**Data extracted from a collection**
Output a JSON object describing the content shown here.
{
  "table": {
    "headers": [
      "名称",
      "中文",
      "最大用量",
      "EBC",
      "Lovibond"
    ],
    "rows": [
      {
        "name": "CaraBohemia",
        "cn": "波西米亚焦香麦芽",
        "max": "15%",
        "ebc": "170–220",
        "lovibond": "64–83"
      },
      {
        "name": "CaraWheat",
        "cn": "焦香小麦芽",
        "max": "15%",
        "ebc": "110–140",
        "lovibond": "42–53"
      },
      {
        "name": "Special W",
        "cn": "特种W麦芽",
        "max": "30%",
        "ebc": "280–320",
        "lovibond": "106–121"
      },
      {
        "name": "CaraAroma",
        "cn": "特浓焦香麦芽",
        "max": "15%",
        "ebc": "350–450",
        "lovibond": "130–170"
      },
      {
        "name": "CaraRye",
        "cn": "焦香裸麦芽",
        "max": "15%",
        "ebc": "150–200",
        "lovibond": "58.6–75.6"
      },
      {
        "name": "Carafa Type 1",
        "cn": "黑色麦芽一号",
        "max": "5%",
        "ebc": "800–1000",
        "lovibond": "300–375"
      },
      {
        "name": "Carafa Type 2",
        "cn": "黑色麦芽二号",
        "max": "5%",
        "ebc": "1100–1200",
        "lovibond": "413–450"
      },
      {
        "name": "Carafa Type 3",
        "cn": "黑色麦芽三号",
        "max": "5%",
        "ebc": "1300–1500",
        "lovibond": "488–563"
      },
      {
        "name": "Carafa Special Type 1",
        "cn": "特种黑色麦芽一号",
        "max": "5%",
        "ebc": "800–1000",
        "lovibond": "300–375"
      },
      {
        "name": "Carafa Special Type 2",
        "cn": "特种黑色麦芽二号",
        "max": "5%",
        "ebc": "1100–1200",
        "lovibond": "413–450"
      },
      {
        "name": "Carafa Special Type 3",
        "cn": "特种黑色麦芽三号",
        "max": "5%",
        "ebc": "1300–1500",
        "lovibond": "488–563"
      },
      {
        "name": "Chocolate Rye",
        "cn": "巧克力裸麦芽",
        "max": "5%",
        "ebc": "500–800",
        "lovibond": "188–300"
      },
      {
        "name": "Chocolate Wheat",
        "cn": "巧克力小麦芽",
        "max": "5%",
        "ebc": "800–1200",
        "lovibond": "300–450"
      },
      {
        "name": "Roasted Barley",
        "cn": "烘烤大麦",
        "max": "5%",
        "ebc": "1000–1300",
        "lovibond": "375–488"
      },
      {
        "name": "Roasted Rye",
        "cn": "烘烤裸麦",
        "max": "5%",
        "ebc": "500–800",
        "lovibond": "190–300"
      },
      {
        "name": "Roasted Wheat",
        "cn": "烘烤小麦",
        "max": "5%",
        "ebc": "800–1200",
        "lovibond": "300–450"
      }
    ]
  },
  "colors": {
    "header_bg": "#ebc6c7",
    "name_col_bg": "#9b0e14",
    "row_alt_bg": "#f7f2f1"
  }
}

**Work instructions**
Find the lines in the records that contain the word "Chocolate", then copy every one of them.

**Written solution**
        "name": "Chocolate Rye",
        "name": "Chocolate Wheat",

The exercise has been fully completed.